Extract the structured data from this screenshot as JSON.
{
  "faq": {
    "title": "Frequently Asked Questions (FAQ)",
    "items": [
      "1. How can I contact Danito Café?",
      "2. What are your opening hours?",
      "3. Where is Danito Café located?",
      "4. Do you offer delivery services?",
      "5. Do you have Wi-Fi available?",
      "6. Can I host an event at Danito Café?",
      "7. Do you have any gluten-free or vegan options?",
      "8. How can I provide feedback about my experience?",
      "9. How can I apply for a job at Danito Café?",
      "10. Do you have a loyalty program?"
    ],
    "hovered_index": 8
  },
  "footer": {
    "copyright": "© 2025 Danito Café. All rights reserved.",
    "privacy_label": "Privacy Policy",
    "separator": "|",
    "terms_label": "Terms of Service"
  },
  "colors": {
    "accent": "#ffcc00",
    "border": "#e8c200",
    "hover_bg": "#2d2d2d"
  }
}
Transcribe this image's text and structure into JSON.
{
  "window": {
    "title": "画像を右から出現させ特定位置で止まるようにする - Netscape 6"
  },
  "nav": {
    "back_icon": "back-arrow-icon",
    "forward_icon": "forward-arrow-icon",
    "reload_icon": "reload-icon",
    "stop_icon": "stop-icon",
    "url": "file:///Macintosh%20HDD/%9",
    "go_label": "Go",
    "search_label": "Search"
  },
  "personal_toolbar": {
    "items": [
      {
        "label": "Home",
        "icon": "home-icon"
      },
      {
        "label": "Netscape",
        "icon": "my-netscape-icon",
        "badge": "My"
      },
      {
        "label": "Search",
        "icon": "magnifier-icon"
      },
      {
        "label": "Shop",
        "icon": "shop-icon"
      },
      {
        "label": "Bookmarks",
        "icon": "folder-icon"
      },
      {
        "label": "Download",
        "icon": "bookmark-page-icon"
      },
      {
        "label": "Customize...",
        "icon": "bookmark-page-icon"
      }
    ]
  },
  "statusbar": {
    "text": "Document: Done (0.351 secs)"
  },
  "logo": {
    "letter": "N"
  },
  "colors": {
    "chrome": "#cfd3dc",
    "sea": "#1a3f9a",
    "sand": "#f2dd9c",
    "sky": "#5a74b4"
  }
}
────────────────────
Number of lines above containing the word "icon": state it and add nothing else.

11